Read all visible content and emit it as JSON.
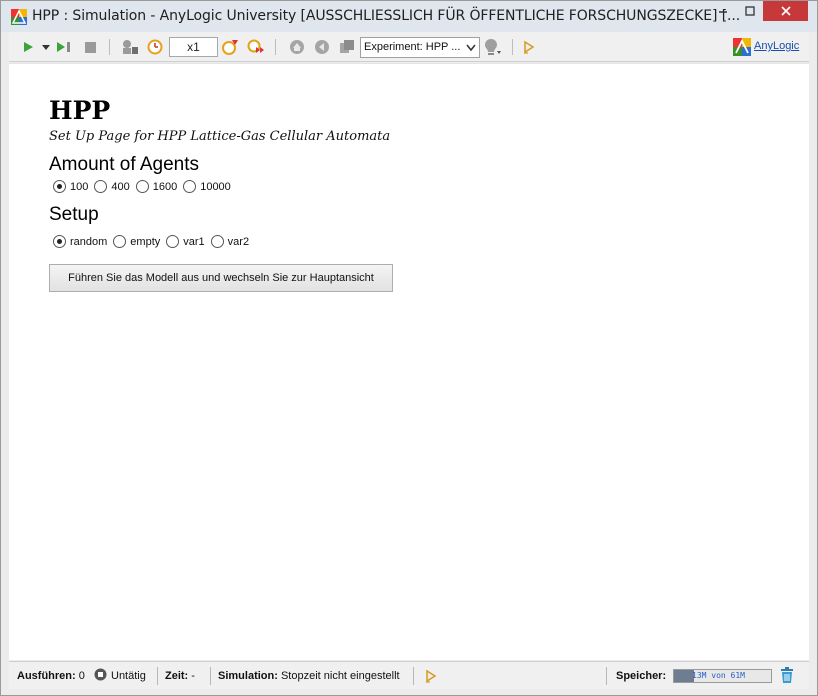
{
  "window": {
    "title": "HPP : Simulation - AnyLogic University  [AUSSCHLIESSLICH FÜR ÖFFENTLICHE FORSCHUNGSZECKE] [...",
    "minimize_icon": "minimize-icon",
    "maximize_icon": "maximize-icon",
    "close_icon": "close-icon"
  },
  "toolbar": {
    "speed": "x1",
    "experiment_select": "Experiment: HPP ...",
    "brand_link": "AnyLogic",
    "icons": [
      "run-icon",
      "dropdown-icon",
      "step-icon",
      "stop-icon",
      "agent-icon",
      "realtime-icon",
      "speed-slower-icon",
      "speed-faster-icon",
      "home-icon",
      "back-icon",
      "navigate-icon",
      "view-icon",
      "trace-icon"
    ]
  },
  "page": {
    "title": "HPP",
    "subtitle": "Set Up Page for HPP Lattice-Gas Cellular Automata",
    "agents_heading": "Amount of Agents",
    "agents_options": [
      "100",
      "400",
      "1600",
      "10000"
    ],
    "agents_selected": "100",
    "setup_heading": "Setup",
    "setup_options": [
      "random",
      "empty",
      "var1",
      "var2"
    ],
    "setup_selected": "random",
    "run_button": "Führen Sie das Modell aus und wechseln Sie zur Hauptansicht"
  },
  "status": {
    "run_label": "Ausführen:",
    "run_count": "0",
    "run_state": "Untätig",
    "time_label": "Zeit:",
    "time_value": "-",
    "sim_label": "Simulation:",
    "sim_value": "Stopzeit nicht eingestellt",
    "memory_label": "Speicher:",
    "memory_text": "13M von 61M",
    "memory_fraction": 0.21
  },
  "colors": {
    "titlebar": "#dfe6ee",
    "close_button": "#c7383a",
    "link": "#1a4fb0",
    "memory_fill": "#6f7d92"
  }
}
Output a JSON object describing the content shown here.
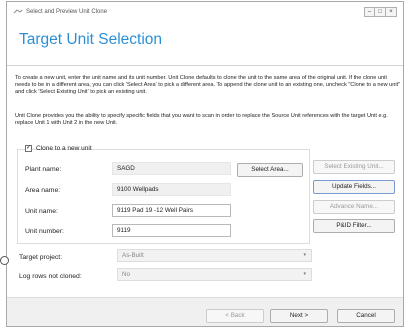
{
  "window": {
    "title": "Select and Preview Unit Clone",
    "controls": {
      "minimize": "–",
      "maximize": "□",
      "close": "×"
    }
  },
  "page": {
    "heading": "Target Unit Selection"
  },
  "instructions": {
    "p1": "To create a new unit, enter the unit name and its unit number.  Unit Clone defaults to clone the unit to the same area of the original unit.  If the clone unit needs to be in a different area, you can click 'Select Area' to pick a different area. To append the clone unit to an existing one,  uncheck \"Clone to a new unit\" and click 'Select Existing Unit' to pick an existing unit.",
    "p2": "Unit Clone provides you the ability to specify specific fields that you want to scan in order to replace the Source Unit references with the target Unit e.g. replace Unit 1 with Unit 2 in the new Unit."
  },
  "clone_new": {
    "label": "Clone to a new unit",
    "checked": true,
    "mark": "✓"
  },
  "form": {
    "plant_label": "Plant name:",
    "plant_value": "SAGD",
    "area_label": "Area name:",
    "area_value": "9100 Wellpads",
    "unit_name_label": "Unit name:",
    "unit_name_value": "9119 Pad 19 -12 Well Pairs",
    "unit_number_label": "Unit number:",
    "unit_number_value": "9119",
    "target_project_label": "Target project:",
    "target_project_value": "As-Built",
    "log_rows_label": "Log rows not cloned:",
    "log_rows_value": "No"
  },
  "buttons": {
    "select_area": "Select Area...",
    "select_existing_unit": "Select Existing Unit...",
    "update_fields": "Update Fields...",
    "advance_name": "Advance Name...",
    "pid_filter": "P&ID Filter...",
    "back": "<  Back",
    "next": "Next  >",
    "cancel": "Cancel"
  },
  "icons": {
    "dropdown": "▾"
  }
}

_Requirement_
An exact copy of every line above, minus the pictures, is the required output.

_Problem solution_
Read all visible content and emit it as JSON.
{
  "window": {
    "title": "HPP : Simulation - AnyLogic University  [AUSSCHLIESSLICH FÜR ÖFFENTLICHE FORSCHUNGSZECKE] [...",
    "minimize_icon": "minimize-icon",
    "maximize_icon": "maximize-icon",
    "close_icon": "close-icon"
  },
  "toolbar": {
    "speed": "x1",
    "experiment_select": "Experiment: HPP ...",
    "brand_link": "AnyLogic",
    "icons": [
      "run-icon",
      "dropdown-icon",
      "step-icon",
      "stop-icon",
      "agent-icon",
      "realtime-icon",
      "speed-slower-icon",
      "speed-faster-icon",
      "home-icon",
      "back-icon",
      "navigate-icon",
      "view-icon",
      "trace-icon"
    ]
  },
  "page": {
    "title": "HPP",
    "subtitle": "Set Up Page for HPP Lattice-Gas Cellular Automata",
    "agents_heading": "Amount of Agents",
    "agents_options": [
      "100",
      "400",
      "1600",
      "10000"
    ],
    "agents_selected": "100",
    "setup_heading": "Setup",
    "setup_options": [
      "random",
      "empty",
      "var1",
      "var2"
    ],
    "setup_selected": "random",
    "run_button": "Führen Sie das Modell aus und wechseln Sie zur Hauptansicht"
  },
  "status": {
    "run_label": "Ausführen:",
    "run_count": "0",
    "run_state": "Untätig",
    "time_label": "Zeit:",
    "time_value": "-",
    "sim_label": "Simulation:",
    "sim_value": "Stopzeit nicht eingestellt",
    "memory_label": "Speicher:",
    "memory_text": "13M von 61M",
    "memory_fraction": 0.21
  },
  "colors": {
    "titlebar": "#dfe6ee",
    "close_button": "#c7383a",
    "link": "#1a4fb0",
    "memory_fill": "#6f7d92"
  }
}
Output a JSON object describing the content shown here.
{
  "window": {
    "title": "Select and Preview Unit Clone",
    "controls": {
      "minimize": "–",
      "maximize": "□",
      "close": "×"
    }
  },
  "page": {
    "heading": "Target Unit Selection"
  },
  "instructions": {
    "p1": "To create a new unit, enter the unit name and its unit number.  Unit Clone defaults to clone the unit to the same area of the original unit.  If the clone unit needs to be in a different area, you can click 'Select Area' to pick a different area. To append the clone unit to an existing one,  uncheck \"Clone to a new unit\" and click 'Select Existing Unit' to pick an existing unit.",
    "p2": "Unit Clone provides you the ability to specify specific fields that you want to scan in order to replace the Source Unit references with the target Unit e.g. replace Unit 1 with Unit 2 in the new Unit."
  },
  "clone_new": {
    "label": "Clone to a new unit",
    "checked": true,
    "mark": "✓"
  },
  "form": {
    "plant_label": "Plant name:",
    "plant_value": "SAGD",
    "area_label": "Area name:",
    "area_value": "9100 Wellpads",
    "unit_name_label": "Unit name:",
    "unit_name_value": "9119 Pad 19 -12 Well Pairs",
    "unit_number_label": "Unit number:",
    "unit_number_value": "9119",
    "target_project_label": "Target project:",
    "target_project_value": "As-Built",
    "log_rows_label": "Log rows not cloned:",
    "log_rows_value": "No"
  },
  "buttons": {
    "select_area": "Select Area...",
    "select_existing_unit": "Select Existing Unit...",
    "update_fields": "Update Fields...",
    "advance_name": "Advance Name...",
    "pid_filter": "P&ID Filter...",
    "back": "<  Back",
    "next": "Next  >",
    "cancel": "Cancel"
  },
  "icons": {
    "dropdown": "▾"
  }
}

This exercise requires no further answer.